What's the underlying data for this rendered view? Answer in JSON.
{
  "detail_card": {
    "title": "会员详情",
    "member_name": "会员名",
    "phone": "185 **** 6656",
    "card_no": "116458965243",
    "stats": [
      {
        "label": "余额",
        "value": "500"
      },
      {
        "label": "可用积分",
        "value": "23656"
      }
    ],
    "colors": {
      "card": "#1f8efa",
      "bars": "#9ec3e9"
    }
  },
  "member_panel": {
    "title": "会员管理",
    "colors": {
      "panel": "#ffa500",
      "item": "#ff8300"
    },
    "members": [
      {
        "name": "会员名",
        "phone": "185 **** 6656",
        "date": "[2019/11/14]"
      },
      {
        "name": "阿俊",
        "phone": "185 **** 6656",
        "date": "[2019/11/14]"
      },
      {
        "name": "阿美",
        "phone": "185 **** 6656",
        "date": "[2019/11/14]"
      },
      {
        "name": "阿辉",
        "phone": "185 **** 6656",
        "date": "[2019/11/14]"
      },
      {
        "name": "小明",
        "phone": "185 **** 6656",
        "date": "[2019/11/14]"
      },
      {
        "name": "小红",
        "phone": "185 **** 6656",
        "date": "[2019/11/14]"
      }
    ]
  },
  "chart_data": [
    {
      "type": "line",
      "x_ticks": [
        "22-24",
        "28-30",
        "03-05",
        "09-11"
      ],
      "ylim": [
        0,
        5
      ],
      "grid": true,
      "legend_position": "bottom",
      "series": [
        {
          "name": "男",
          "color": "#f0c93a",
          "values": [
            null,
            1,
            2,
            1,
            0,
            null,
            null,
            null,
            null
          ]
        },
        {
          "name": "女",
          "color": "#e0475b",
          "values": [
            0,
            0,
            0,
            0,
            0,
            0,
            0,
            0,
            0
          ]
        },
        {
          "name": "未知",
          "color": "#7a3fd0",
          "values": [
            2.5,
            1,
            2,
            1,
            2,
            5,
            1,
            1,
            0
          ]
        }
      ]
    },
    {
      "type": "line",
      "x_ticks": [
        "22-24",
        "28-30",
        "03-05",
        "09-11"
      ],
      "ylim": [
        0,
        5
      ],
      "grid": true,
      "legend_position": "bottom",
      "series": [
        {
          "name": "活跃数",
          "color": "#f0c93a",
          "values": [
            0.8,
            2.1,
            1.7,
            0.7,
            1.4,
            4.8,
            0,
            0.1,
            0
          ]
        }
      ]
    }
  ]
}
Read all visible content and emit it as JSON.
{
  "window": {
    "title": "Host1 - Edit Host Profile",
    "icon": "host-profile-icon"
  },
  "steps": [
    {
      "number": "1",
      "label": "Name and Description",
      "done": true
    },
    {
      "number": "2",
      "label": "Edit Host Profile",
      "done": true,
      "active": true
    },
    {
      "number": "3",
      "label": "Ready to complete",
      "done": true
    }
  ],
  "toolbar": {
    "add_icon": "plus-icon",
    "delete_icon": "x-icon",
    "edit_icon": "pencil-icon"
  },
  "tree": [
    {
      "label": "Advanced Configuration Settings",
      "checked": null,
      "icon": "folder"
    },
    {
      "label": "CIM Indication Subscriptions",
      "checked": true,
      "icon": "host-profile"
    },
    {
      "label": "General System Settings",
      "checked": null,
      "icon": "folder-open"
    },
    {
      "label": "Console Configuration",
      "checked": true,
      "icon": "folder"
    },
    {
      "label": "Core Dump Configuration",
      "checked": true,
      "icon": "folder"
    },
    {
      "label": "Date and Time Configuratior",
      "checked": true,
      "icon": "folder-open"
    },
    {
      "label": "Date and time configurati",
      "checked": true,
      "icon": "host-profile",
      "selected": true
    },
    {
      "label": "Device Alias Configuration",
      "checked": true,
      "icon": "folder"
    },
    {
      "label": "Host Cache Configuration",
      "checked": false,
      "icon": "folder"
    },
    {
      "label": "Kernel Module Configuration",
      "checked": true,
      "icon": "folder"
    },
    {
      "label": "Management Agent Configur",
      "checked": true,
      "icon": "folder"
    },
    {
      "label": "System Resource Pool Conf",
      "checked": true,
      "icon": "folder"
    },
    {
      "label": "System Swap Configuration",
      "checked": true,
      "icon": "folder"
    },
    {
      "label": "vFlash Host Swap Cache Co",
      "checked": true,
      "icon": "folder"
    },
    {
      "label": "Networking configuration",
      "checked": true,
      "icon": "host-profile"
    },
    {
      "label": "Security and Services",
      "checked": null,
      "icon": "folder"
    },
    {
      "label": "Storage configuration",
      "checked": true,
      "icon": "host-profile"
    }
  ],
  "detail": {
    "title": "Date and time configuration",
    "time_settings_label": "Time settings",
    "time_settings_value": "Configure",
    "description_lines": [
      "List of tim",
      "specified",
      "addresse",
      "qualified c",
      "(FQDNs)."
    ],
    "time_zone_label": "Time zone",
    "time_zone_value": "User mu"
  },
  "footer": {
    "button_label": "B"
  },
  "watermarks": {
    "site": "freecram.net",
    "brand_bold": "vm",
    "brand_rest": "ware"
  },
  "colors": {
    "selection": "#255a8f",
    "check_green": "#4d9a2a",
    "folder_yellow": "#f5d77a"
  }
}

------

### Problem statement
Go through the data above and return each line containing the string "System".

### Solution to the problem
      "label": "General System Settings",
      "label": "System Resource Pool Conf",
      "label": "System Swap Configuration",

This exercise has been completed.